In a recent blog, an AdAge writer discusses a advertisement analysis study regarding the presidential election and the use of negative ads.
The study found that out of the ads that ran in September of this year, less than 8% were positive. When Obama ran in 2008, 28% of the ads in September were positive, whereas this year only 2.5% are. Similarly, John McCain used 32% positive ads in September, whereas Mitt Romney used only 15% positive ads this September.
The researchers also compared this to the previous two presidential elections. There has been a slight trend of political ads becoming more negative, but this election is at an all-time high for negativity.
This advertisement content analysis study was conducted by the Wesleyan Media Project associated with Wesleyan University from Middletown, Conn. The data was gathered by an ad tracker from New York called CMAG.
The blog does not discuss the credibility of CMAG and the data that was gathered. The advertisements that were analyzed were not necessary representative of the whole group of advertisements for each candidate. We also do not know how many advertisements were sampled, or during which television programs the ads were aired or on which platforms.

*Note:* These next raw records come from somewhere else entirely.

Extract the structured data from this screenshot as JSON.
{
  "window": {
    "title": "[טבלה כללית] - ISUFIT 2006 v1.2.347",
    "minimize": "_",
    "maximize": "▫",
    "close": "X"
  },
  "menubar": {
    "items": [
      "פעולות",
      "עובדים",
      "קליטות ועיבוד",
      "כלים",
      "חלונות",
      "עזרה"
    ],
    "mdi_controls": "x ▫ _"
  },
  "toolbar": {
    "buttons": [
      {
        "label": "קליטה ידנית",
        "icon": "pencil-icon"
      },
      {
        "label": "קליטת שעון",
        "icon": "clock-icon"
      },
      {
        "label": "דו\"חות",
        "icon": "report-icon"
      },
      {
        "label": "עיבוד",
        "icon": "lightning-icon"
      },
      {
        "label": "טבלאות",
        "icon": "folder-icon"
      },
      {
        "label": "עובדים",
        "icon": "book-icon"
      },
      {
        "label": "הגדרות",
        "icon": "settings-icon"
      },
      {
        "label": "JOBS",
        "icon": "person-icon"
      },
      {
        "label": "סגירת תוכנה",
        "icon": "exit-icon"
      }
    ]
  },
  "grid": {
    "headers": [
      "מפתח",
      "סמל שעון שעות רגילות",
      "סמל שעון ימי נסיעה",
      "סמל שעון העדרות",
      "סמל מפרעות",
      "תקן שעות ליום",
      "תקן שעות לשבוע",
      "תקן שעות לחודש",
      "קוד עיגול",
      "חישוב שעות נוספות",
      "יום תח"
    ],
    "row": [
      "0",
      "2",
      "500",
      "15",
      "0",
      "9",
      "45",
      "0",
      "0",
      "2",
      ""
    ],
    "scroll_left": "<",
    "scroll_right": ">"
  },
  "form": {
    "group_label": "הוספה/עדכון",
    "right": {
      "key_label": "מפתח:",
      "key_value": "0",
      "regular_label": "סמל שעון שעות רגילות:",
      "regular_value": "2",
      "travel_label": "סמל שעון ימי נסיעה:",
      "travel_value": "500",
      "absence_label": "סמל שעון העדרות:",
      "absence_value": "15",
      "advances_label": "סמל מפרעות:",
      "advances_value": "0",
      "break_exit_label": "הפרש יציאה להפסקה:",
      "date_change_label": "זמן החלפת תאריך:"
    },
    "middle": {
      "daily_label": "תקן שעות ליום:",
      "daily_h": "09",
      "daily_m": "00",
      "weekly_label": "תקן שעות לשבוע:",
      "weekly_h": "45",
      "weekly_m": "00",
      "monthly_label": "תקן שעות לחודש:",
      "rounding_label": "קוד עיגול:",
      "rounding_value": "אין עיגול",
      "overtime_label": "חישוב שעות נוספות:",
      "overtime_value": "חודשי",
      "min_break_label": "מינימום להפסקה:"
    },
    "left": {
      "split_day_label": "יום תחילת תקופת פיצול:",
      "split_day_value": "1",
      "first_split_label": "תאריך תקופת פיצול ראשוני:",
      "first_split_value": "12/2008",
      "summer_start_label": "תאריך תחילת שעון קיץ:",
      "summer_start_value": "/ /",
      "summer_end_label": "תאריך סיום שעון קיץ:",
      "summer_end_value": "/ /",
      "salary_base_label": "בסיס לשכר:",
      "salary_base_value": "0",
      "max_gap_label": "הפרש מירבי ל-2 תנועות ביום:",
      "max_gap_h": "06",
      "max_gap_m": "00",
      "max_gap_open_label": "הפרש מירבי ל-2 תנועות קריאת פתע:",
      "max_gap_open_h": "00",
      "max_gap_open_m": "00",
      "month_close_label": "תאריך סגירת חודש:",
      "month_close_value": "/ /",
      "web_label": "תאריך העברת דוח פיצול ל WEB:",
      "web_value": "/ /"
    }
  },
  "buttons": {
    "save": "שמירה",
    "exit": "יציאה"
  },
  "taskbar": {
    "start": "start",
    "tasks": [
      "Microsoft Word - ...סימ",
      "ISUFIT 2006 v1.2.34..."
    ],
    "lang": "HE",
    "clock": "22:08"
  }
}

Without this information, we cannot truly assess the reliability or generalizability of the advertisements that were analyzed.